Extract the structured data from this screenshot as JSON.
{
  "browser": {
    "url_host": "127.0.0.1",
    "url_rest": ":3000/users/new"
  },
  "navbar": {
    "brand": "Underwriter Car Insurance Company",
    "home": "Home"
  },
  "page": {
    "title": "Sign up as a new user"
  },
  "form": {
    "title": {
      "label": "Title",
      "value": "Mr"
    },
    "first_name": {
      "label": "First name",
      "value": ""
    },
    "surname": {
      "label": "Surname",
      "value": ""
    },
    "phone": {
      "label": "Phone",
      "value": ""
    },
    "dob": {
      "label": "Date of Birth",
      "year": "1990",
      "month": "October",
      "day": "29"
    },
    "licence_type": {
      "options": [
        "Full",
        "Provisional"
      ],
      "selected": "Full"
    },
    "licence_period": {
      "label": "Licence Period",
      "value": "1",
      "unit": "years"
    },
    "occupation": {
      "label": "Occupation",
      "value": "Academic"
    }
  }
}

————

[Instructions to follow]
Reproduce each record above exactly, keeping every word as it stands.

[Solution for this problem]
Extract the structured data from this screenshot as JSON.
{
  "browser": {
    "url_host": "127.0.0.1",
    "url_rest": ":3000/users/new"
  },
  "navbar": {
    "brand": "Underwriter Car Insurance Company",
    "home": "Home"
  },
  "page": {
    "title": "Sign up as a new user"
  },
  "form": {
    "title": {
      "label": "Title",
      "value": "Mr"
    },
    "first_name": {
      "label": "First name",
      "value": ""
    },
    "surname": {
      "label": "Surname",
      "value": ""
    },
    "phone": {
      "label": "Phone",
      "value": ""
    },
    "dob": {
      "label": "Date of Birth",
      "year": "1990",
      "month": "October",
      "day": "29"
    },
    "licence_type": {
      "options": [
        "Full",
        "Provisional"
      ],
      "selected": "Full"
    },
    "licence_period": {
      "label": "Licence Period",
      "value": "1",
      "unit": "years"
    },
    "occupation": {
      "label": "Occupation",
      "value": "Academic"
    }
  }
}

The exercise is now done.